|The centre of this important seaport had to be rebuilt after it was devastated by the Luftwaffe in World War II, but the area as a whole recalls great moments in history. Sir Francis Drake sailed from here to defeat the Spanish Armada in 1588. Thirty-two years later Plymouth waved farewell to the Pilgrim Fathers as they set sail for America. All three of Captain Cook’s world tours started here – as did the voyages of ships carrying criminals to Australia in the 19th century.
The Italian Garden and Orangery at Mount Edgcumbe
Photo: Tony Atkin CCL
at Buckland House on the fringes of Dartmoor
in an old abbey that had been converted into a
house by the privateer Richard Grenville.
Drake famously played bowls on Plymouth Hoe, which has stunning views across Plymouth Sound and is now home to his statue and a lighthouse originally built in 1759 by John Smeaton on the nearby Eddystone Rocks.
Bligh, later Captain Bligh of ‘Mutiny on the
Bounty’ fame, was born in Plymouth and
baptised at 15th century St Andrew’s Church.
Captain Scott, the Antarctic explorer, was
born at Devonport, part of Plymouth’s network
Major attractions here include Saltram House, which possesses paintings by the local artist Joshua Reynolds; Elizabethan House, the former home of a sea captain; and Mount Edgcumbe, a Tudor house with landscaped gardens.
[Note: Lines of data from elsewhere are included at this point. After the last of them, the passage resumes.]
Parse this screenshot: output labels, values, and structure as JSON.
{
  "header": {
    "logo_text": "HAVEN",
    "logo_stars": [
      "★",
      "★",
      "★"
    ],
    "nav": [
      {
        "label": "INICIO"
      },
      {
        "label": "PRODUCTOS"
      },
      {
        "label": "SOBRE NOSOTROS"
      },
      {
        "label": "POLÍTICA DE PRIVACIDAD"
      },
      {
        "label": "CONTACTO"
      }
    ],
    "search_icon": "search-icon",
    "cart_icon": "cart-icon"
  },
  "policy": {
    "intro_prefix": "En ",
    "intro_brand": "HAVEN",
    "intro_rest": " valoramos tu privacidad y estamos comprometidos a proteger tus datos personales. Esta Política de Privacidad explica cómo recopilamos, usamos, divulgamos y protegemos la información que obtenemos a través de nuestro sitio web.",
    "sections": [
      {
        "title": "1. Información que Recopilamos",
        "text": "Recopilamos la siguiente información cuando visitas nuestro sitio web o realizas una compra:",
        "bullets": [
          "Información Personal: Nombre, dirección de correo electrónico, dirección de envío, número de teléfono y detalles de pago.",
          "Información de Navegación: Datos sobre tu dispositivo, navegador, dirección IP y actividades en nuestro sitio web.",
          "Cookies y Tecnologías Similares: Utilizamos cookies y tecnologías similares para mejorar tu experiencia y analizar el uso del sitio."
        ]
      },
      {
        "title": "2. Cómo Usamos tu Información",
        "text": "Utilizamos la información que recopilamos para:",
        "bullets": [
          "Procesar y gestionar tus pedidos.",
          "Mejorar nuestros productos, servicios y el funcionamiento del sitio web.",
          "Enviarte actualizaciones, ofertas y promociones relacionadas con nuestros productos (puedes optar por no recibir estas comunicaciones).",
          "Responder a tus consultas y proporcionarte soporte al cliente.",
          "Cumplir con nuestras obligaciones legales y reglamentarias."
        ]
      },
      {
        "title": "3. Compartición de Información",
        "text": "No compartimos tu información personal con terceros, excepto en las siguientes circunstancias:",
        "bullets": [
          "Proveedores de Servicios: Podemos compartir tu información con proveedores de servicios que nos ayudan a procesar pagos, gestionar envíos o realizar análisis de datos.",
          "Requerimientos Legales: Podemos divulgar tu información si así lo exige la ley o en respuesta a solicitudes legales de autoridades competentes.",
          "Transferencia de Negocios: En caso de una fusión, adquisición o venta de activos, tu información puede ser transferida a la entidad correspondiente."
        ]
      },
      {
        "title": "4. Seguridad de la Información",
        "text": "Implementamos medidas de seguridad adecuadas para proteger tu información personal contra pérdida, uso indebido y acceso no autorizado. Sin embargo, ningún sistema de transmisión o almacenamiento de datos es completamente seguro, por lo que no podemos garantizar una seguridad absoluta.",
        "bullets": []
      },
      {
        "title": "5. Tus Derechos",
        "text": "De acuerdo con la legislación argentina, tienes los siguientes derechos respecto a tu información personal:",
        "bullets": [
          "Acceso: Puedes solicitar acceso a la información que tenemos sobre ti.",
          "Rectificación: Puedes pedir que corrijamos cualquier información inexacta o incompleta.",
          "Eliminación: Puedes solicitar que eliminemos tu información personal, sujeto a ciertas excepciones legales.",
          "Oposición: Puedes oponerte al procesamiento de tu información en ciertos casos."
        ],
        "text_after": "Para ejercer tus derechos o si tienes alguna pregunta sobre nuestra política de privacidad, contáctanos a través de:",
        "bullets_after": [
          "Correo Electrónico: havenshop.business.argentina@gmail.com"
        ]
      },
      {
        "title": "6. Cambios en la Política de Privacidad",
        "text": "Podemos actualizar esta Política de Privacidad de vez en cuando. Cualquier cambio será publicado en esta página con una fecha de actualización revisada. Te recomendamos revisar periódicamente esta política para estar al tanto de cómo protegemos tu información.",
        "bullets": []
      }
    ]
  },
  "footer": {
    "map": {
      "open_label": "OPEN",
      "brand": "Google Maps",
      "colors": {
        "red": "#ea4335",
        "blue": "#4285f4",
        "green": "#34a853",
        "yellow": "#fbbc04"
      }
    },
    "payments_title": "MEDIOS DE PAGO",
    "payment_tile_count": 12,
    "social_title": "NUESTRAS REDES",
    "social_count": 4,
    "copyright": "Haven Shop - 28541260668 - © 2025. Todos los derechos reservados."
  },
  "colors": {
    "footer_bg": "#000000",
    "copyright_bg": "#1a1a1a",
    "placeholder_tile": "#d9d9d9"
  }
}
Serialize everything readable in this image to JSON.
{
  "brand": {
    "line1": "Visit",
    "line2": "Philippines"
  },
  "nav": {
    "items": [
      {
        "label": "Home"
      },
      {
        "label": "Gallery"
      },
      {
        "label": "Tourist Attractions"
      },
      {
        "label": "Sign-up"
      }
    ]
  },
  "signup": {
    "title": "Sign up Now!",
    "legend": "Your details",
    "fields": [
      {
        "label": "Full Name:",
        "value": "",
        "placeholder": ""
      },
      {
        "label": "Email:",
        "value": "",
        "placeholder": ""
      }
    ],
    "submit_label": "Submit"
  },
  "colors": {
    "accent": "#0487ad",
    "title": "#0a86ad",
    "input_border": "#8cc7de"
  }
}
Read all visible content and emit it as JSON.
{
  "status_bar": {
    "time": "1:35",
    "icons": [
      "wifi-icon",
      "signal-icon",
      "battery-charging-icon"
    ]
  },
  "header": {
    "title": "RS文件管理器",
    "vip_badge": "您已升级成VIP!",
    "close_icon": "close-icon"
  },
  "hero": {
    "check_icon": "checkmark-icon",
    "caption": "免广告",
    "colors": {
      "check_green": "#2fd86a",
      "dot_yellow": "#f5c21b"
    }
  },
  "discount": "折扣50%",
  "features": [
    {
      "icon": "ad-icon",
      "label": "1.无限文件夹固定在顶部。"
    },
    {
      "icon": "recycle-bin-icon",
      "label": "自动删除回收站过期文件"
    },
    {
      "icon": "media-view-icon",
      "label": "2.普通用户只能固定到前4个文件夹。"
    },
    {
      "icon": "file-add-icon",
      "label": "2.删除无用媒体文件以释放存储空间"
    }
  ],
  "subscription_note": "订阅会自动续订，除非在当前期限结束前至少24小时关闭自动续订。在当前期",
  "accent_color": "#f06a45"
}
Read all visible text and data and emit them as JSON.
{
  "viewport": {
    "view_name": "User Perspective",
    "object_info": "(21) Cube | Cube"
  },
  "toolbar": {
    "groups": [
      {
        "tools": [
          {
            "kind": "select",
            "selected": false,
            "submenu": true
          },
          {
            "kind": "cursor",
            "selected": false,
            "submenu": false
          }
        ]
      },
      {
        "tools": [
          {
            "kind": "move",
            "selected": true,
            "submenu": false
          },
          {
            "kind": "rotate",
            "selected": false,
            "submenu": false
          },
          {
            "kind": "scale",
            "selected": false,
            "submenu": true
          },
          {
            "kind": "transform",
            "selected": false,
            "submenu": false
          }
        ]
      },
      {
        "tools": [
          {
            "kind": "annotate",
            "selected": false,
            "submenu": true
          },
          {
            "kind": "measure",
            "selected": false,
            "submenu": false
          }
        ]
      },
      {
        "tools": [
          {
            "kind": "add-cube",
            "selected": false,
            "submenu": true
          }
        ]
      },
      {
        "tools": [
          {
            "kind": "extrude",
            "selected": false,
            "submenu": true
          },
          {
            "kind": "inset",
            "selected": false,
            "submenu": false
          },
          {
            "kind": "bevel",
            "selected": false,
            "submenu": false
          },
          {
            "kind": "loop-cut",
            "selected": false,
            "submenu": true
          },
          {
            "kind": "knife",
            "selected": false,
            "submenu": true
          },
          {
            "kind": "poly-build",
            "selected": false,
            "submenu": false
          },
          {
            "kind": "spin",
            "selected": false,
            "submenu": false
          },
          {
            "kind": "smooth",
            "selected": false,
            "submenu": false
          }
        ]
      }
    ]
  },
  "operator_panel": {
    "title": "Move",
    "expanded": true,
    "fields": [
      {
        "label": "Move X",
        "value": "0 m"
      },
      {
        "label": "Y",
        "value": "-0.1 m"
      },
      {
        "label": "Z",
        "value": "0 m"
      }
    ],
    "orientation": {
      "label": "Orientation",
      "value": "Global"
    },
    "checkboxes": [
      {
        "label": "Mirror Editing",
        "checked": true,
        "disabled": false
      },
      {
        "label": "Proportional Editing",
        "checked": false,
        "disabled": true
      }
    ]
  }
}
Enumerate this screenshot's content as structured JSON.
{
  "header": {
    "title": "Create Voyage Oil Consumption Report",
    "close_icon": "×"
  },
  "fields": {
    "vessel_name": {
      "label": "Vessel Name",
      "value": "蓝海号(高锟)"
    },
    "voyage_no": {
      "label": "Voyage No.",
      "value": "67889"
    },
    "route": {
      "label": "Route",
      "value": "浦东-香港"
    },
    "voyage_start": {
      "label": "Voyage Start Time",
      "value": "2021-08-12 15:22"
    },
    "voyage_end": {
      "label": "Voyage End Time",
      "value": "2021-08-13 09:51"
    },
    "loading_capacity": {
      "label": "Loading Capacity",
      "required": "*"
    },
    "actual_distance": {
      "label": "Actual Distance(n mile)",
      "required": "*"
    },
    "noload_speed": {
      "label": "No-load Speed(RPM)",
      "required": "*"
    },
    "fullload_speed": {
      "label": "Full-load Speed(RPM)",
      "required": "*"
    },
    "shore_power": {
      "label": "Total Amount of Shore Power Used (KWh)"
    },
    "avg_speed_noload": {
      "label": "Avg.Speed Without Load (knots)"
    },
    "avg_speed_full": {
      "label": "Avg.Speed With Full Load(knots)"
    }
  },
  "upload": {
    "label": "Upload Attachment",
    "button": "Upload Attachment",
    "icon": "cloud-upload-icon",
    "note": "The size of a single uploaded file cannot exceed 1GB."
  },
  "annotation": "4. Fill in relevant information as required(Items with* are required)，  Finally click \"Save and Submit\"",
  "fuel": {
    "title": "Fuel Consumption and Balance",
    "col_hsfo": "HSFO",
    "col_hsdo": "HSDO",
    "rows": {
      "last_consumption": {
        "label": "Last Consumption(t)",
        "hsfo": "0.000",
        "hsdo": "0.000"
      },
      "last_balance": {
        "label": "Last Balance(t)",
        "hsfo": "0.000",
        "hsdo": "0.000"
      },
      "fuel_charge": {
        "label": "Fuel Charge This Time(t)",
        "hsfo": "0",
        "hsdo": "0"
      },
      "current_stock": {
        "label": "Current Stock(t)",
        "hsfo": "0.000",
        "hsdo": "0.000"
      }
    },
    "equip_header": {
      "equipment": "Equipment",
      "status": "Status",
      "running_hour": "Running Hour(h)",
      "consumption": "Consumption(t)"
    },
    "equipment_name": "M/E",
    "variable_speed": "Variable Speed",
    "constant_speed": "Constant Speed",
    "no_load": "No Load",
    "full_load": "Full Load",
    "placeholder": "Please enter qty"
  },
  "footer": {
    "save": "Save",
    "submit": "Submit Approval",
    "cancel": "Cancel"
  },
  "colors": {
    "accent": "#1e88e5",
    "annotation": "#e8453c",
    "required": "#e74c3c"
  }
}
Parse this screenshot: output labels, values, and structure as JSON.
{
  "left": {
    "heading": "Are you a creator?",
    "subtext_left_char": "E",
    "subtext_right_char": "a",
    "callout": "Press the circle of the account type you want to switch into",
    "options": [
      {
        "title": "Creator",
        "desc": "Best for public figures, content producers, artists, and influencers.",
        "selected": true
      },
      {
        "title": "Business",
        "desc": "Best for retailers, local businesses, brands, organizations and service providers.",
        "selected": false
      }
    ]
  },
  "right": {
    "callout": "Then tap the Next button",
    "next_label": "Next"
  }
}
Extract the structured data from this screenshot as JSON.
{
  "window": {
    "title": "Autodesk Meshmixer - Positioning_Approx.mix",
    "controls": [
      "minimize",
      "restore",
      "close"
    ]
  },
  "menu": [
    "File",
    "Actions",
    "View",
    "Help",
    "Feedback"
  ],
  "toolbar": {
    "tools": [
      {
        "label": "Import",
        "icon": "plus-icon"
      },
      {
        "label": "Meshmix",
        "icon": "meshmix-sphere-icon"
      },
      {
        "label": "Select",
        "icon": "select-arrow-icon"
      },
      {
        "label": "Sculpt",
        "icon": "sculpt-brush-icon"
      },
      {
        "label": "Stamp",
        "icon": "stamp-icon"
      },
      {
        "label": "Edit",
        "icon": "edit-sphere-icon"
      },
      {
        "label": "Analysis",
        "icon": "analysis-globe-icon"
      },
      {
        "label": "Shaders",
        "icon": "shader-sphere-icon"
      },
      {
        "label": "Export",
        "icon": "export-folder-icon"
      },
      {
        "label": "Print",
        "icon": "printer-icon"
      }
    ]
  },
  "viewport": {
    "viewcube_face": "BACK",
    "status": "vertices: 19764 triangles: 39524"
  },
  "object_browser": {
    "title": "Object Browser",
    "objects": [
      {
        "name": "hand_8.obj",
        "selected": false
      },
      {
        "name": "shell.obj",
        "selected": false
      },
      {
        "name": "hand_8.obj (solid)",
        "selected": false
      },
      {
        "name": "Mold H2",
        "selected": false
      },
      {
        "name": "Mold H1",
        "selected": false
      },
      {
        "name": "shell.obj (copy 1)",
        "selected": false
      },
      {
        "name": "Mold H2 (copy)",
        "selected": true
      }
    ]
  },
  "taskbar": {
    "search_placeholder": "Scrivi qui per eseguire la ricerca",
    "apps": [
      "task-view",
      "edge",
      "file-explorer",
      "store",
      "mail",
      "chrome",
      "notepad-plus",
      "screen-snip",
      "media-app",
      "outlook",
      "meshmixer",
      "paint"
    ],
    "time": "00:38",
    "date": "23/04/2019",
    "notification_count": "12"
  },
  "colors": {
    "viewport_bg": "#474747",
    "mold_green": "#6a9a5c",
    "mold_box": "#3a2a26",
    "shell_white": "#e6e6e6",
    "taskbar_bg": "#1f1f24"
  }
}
The Royal Citadel fortress was built during the Civil War.